Bilbao is an exemplary city that has modernized well. It currently combines the medieval charm of its historic center with recent constructions that give the city a completely distinct feel.

Since the construction of the Guggenheim Museum, Bilbao has undergone a very interesting transformation. The blend of classic and modern-day styles makes Bilbao an attractive city like few others that also has great cultural and tourist offerings.

Guggenheim Museum Bilbao

The Guggenheim Museum is, in all likelihood, the biggest tourist attraction in the city. It is a museum of contemporary art that is internationally recognized for its distinctive architecture designed by Frank O. Gehry.

The museum ensures that its interior does not harbor a completely flat surface. It exhibits works of unquestionable artistic quality owned by the Guggenheim Foundation. Just the act of walking around the museum and observing its structure is a unique and worthwhile experience. The museum is open from Tuesday to Sunday from 10:00 a.m. to 8:00 p.m.

Church of San Antón

This church is also known as San Antonio Abad. It is one of the most popular churches in Bilbao and is emblematic of the city landscape. It is a Gothic style church that dates back from the 14the century when it was built on the ruins of the old Alcázar (fortress) of Bilbao. There are guided tours available.

The hours from Monday to Saturday are 10:00 a.m. – 12:30 p.m. and 5:30 – 7:30 p.m., while on Sundays and holidays hours are from 10:00 a.m. to 1:30 p.m.

Basilica of Begoña

Devotion to the Virgin of Begoña, also known as “la Amatxo”, is popular in Bilbao. The current structure was built on top of an old hermitage in the Gothic style, work of architect Sancho Martínez de Arego.

Legend states that the Virgin appeared here during the 16th century. The Renaissance style facade is lovely. The Mass schedule is available on its website www.basilicadebegona.com

Casco Viejo (Old Town)

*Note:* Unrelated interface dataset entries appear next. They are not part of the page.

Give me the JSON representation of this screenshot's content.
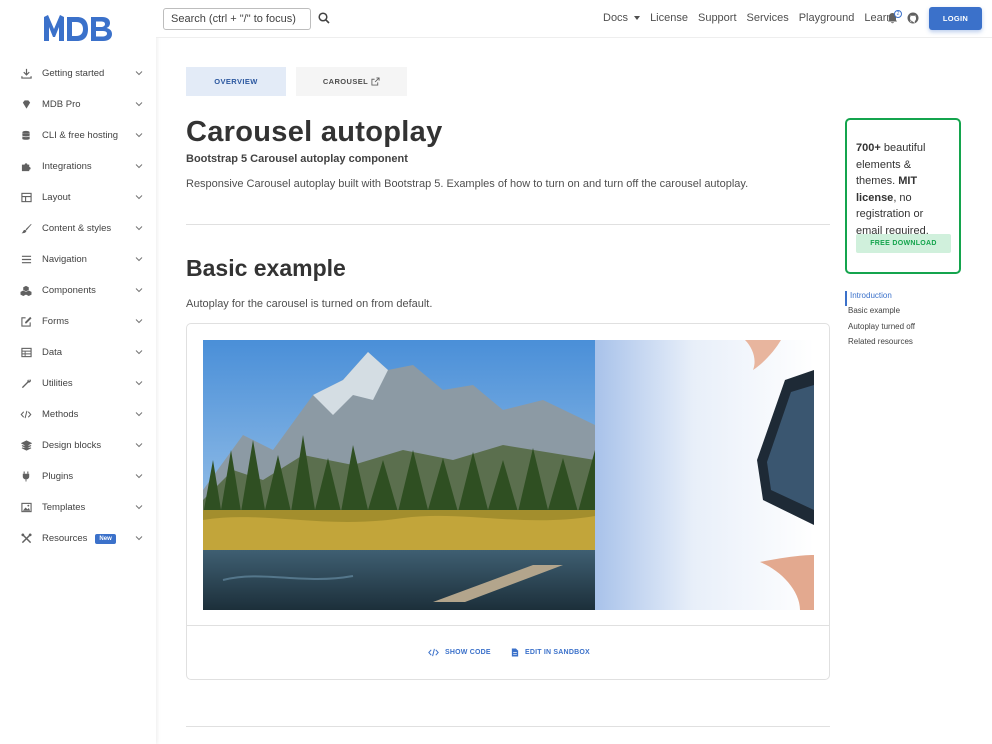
{
  "logo": {
    "text": "MDB",
    "color": "#3b71ca"
  },
  "sidebar": {
    "items": [
      {
        "label": "Getting started",
        "icon": "download-icon"
      },
      {
        "label": "MDB Pro",
        "icon": "gem-icon"
      },
      {
        "label": "CLI & free hosting",
        "icon": "database-icon"
      },
      {
        "label": "Integrations",
        "icon": "puzzle-icon"
      },
      {
        "label": "Layout",
        "icon": "table-layout-icon"
      },
      {
        "label": "Content & styles",
        "icon": "brush-icon"
      },
      {
        "label": "Navigation",
        "icon": "list-icon"
      },
      {
        "label": "Components",
        "icon": "cubes-icon"
      },
      {
        "label": "Forms",
        "icon": "edit-icon"
      },
      {
        "label": "Data",
        "icon": "table-icon"
      },
      {
        "label": "Utilities",
        "icon": "wrench-icon"
      },
      {
        "label": "Methods",
        "icon": "code-icon"
      },
      {
        "label": "Design blocks",
        "icon": "layer-group-icon"
      },
      {
        "label": "Plugins",
        "icon": "plug-icon"
      },
      {
        "label": "Templates",
        "icon": "image-icon"
      },
      {
        "label": "Resources",
        "icon": "tools-icon",
        "badge": "New"
      }
    ]
  },
  "navbar": {
    "search_placeholder": "Search (ctrl + \"/\" to focus)",
    "links": [
      "Docs",
      "License",
      "Support",
      "Services",
      "Playground",
      "Learn"
    ],
    "notification_count": "2",
    "login_label": "LOGIN"
  },
  "tabs": {
    "overview": "OVERVIEW",
    "carousel": "CAROUSEL"
  },
  "main": {
    "title": "Carousel autoplay",
    "subtitle": "Bootstrap 5 Carousel autoplay component",
    "description": "Responsive Carousel autoplay built with Bootstrap 5. Examples of how to turn on and turn off the carousel autoplay.",
    "section_title": "Basic example",
    "section_description": "Autoplay for the carousel is turned on from default.",
    "show_code": "SHOW CODE",
    "edit_sandbox": "EDIT IN SANDBOX"
  },
  "promo": {
    "count": "700+",
    "text1": " beautiful elements & themes.",
    "license": "MIT license",
    "text2": ", no registration or email required.",
    "button": "FREE DOWNLOAD",
    "accent": "#14a44d"
  },
  "toc": {
    "items": [
      "Introduction",
      "Basic example",
      "Autoplay turned off",
      "Related resources"
    ]
  },
  "colors": {
    "primary": "#3b71ca",
    "success": "#14a44d"
  }
}
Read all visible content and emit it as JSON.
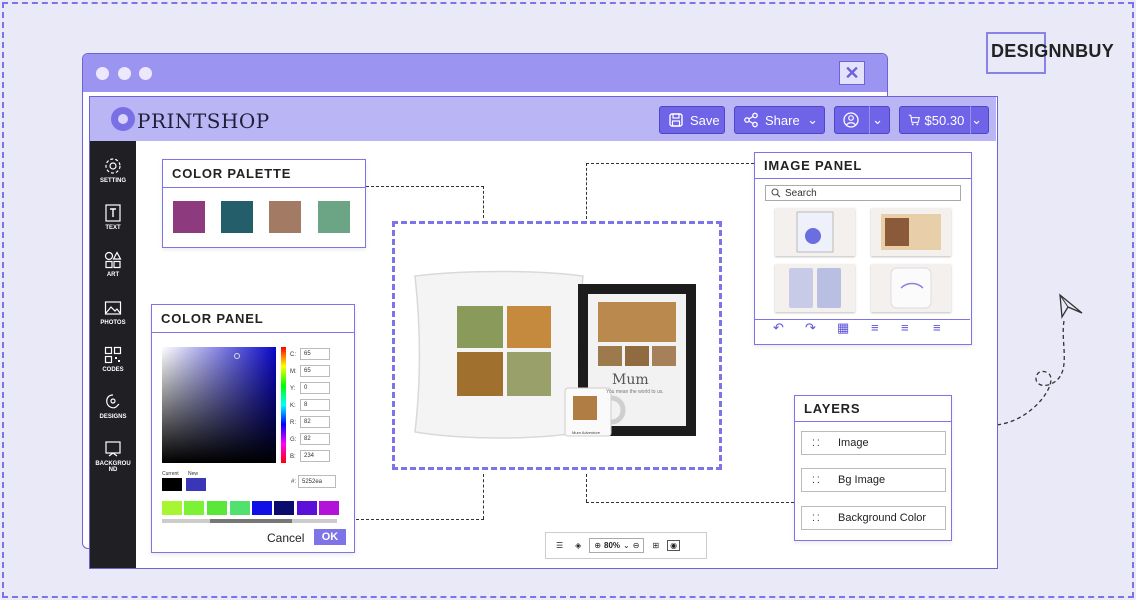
{
  "brand": {
    "name": "DESIGNNBUY"
  },
  "app": {
    "logo_text": "PRINTSHOP",
    "header": {
      "save_label": "Save",
      "share_label": "Share",
      "price_label": "$50.30"
    },
    "sidebar": [
      {
        "label": "SETTING",
        "icon": "gear-icon"
      },
      {
        "label": "TEXT",
        "icon": "text-icon"
      },
      {
        "label": "ART",
        "icon": "art-icon"
      },
      {
        "label": "PHOTOS",
        "icon": "photos-icon"
      },
      {
        "label": "CODES",
        "icon": "qr-code-icon"
      },
      {
        "label": "DESIGNS",
        "icon": "designs-icon"
      },
      {
        "label": "BACKGROU ND",
        "icon": "background-icon"
      }
    ]
  },
  "color_palette": {
    "title": "COLOR PALETTE",
    "swatches": [
      "#8d3a7e",
      "#255e6b",
      "#a37a63",
      "#6ba585"
    ]
  },
  "color_panel": {
    "title": "COLOR PANEL",
    "cmyk": [
      {
        "label": "C:",
        "value": "65"
      },
      {
        "label": "M:",
        "value": "65"
      },
      {
        "label": "Y:",
        "value": "0"
      },
      {
        "label": "K:",
        "value": "8"
      },
      {
        "label": "R:",
        "value": "82"
      },
      {
        "label": "G:",
        "value": "82"
      },
      {
        "label": "B:",
        "value": "234"
      }
    ],
    "current_label": "Current",
    "new_label": "New",
    "hex_label": "#:",
    "hex_value": "5252ea",
    "swatches": [
      "#a8f534",
      "#7bf236",
      "#5be63a",
      "#52e06f",
      "#1010e6",
      "#0b0b6e",
      "#5a10d8",
      "#b312d8"
    ],
    "cancel_label": "Cancel",
    "ok_label": "OK"
  },
  "image_panel": {
    "title": "IMAGE PANEL",
    "search_placeholder": "Search"
  },
  "layers": {
    "title": "LAYERS",
    "items": [
      "Image",
      "Bg Image",
      "Background Color"
    ]
  },
  "canvas": {
    "frame_text": "Mum",
    "frame_subtext": "You mean the world to us.",
    "mug_text": "Mum Adventure"
  },
  "toolbar": {
    "zoom_label": "80%"
  },
  "colors": {
    "accent": "#7d74e8",
    "header_bg": "#bab6f5",
    "sidebar_bg": "#1f1f24"
  }
}
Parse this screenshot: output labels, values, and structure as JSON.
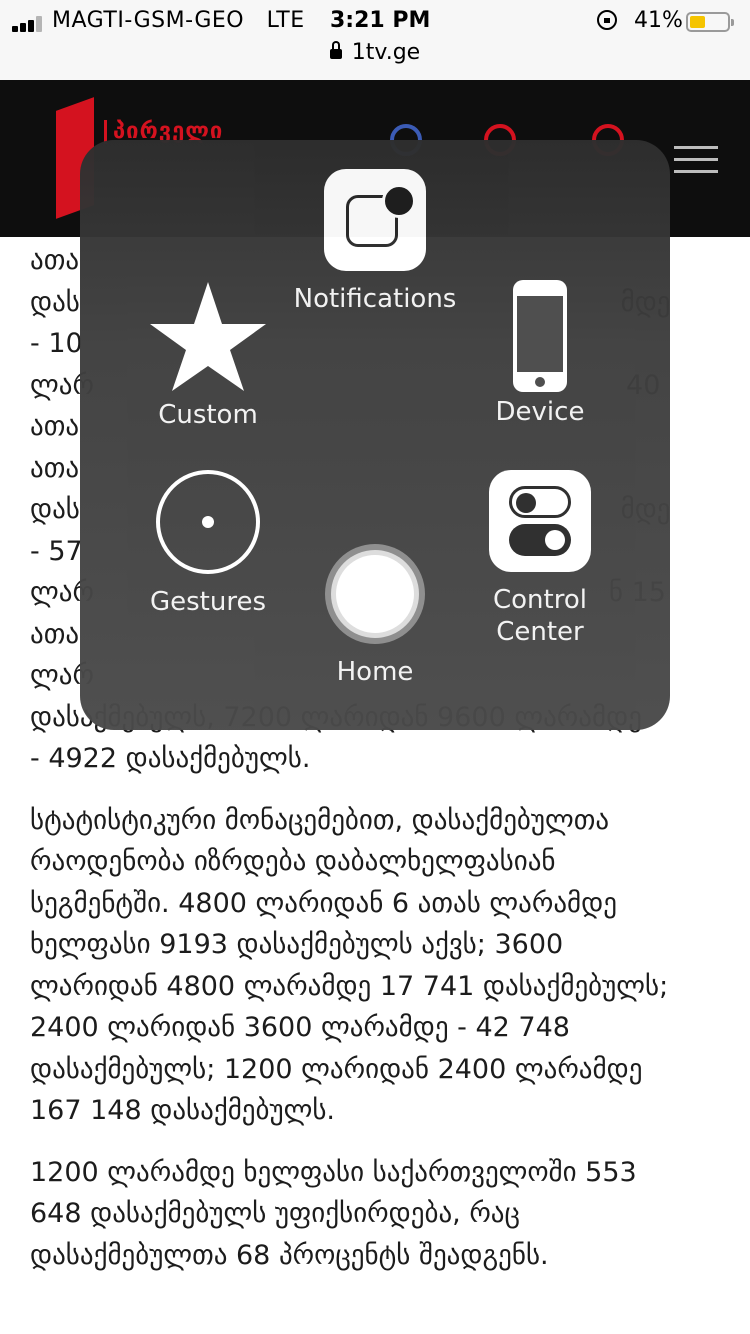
{
  "status_bar": {
    "carrier": "MAGTI-GSM-GEO",
    "network": "LTE",
    "time": "3:21 PM",
    "battery_pct": "41%",
    "battery_level": 0.41,
    "battery_color": "#f5c400",
    "url": "1tv.ge"
  },
  "site": {
    "logo_text": "პირველი",
    "brand_color": "#d4121f",
    "header_icons": [
      "play-blue-icon",
      "play-red-icon",
      "record-red-icon"
    ],
    "menu_icon": "hamburger-icon"
  },
  "article": {
    "paragraph1_lines": [
      "ათა",
      "დას                                                               მდე",
      "- 10",
      "ლარ                                                              40",
      "ათა",
      "ათა",
      "დას                                                               მდე",
      "- 57",
      "ლარ                                                            ნ 15",
      "ათა",
      "ლარ",
      "დასაქმებულს, 7200 ლარიდან 9600 ლარამდე",
      "- 4922 დასაქმებულს."
    ],
    "paragraph2_lines": [
      "სტატისტიკური მონაცემებით, დასაქმებულთა",
      "რაოდენობა იზრდება დაბალხელფასიან",
      "სეგმენტში. 4800 ლარიდან 6 ათას ლარამდე",
      "ხელფასი 9193 დასაქმებულს აქვს; 3600",
      "ლარიდან 4800 ლარამდე 17 741 დასაქმებულს;",
      "2400 ლარიდან 3600 ლარამდე - 42 748",
      "დასაქმებულს; 1200 ლარიდან 2400 ლარამდე",
      "167 148 დასაქმებულს."
    ],
    "paragraph3_lines": [
      "1200 ლარამდე ხელფასი საქართველოში 553",
      "648 დასაქმებულს უფიქსირდება, რაც",
      "დასაქმებულთა 68 პროცენტს შეადგენს."
    ]
  },
  "assistive_touch": {
    "notifications": "Notifications",
    "custom": "Custom",
    "device": "Device",
    "gestures": "Gestures",
    "control_center_line1": "Control",
    "control_center_line2": "Center",
    "home": "Home"
  }
}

If you visit Bilbao, it is essential that you take a leisurely walk through the old town, also known as Las Siete Calles (The Seven Streets). It was the first neighborhood in the city. Its narrow streets exude charm, have a medieval air, and quite a bit of commercial activity.

It is a wonderful area for those who would like to try the cuisine of Bilbao. It is known as a city where people eat food in abundance and of great quality. In the old town you will find the churches of San Antón, Santo Juanes and San Nicolás in addition to the Cathedral of Santiago. You can also find all types of shops, museums, and libraries.

Cathedral of Santiago (St. James´ Cathedral)

The Cathedral Basilica of Santiago is located in the historic quarter of Bilbao It is a Catholic, mostly Gothic-style church, built in the late 14th and early 15th centuries. In 1950, it was proclaimed a cathedral by the Catholic Church. Due to its many renovations and reconstructions, there is a mix of styles that is very interesting to those who are interested in art. Its three entrances are of palpable beauty. It was named after St. James the Great, the patron saint of Bilbao.

It is open to the public from 11:00 a.m. to 1:00 p.m. and from 5:00-7:30 p.m. during the week and from 11:00 a.m. – noon on holidays.

Plaza Nueva (New Square)

This is one of the finest sights in the historic quarter and a great attraction in Bilbao. Built in 1849 and located in the historic quarter, it was the first town square, the hub of commercial and institutional affairs in the past.

Square in shape and surrounded by 64 Doric columns, it maintains its medieval charm and unique beauty. Today it is the headquarters of the Basque Language Academy. On Sundays, it hosts a small market where objects and antiques of all kinds can be found.